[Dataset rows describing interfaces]

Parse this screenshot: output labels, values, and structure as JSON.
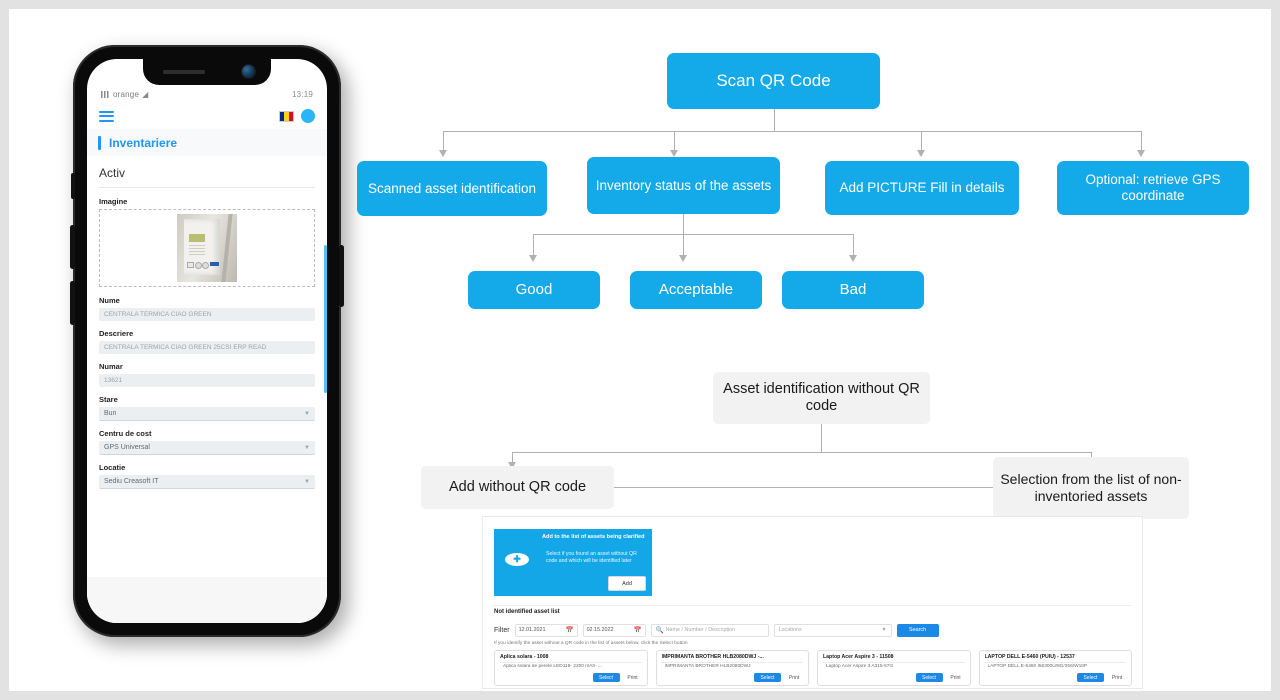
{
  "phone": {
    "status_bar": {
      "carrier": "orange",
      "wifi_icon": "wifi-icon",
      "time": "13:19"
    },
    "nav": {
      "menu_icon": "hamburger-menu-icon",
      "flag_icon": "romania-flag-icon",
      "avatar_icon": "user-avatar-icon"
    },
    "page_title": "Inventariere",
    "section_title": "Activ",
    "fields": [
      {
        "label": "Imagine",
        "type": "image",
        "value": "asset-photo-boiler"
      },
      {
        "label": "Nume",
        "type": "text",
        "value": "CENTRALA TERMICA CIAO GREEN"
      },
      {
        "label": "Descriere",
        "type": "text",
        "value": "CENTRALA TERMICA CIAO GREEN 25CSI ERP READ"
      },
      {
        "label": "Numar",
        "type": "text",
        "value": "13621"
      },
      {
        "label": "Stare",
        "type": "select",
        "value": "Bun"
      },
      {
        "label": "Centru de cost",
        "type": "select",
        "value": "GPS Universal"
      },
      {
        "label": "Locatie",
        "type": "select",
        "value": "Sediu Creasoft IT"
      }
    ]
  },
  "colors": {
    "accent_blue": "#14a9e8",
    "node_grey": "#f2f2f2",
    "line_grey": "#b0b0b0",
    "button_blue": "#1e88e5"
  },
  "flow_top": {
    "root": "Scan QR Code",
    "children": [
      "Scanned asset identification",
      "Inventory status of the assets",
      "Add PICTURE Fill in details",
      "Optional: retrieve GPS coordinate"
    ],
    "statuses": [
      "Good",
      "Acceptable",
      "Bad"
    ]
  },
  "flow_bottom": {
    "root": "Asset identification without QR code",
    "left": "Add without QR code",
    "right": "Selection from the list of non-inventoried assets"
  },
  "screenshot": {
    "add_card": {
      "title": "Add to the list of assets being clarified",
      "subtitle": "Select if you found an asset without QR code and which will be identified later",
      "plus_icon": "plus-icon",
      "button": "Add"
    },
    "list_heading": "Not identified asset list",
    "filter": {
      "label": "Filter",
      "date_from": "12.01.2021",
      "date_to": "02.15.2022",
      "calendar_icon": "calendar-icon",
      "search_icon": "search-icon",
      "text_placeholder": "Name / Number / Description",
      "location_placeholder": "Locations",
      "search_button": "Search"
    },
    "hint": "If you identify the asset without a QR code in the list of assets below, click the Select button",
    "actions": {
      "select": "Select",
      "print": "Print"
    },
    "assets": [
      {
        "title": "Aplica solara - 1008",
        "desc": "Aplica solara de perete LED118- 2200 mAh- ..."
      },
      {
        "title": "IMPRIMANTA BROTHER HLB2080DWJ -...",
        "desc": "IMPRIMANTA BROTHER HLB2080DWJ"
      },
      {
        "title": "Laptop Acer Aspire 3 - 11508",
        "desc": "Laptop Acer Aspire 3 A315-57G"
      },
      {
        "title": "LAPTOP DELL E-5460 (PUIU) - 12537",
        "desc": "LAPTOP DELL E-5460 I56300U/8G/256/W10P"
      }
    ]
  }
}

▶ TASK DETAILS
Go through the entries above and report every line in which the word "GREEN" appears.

▶ YOUR RESPONSE
        "value": "CENTRALA TERMICA CIAO GREEN"
        "value": "CENTRALA TERMICA CIAO GREEN 25CSI ERP READ"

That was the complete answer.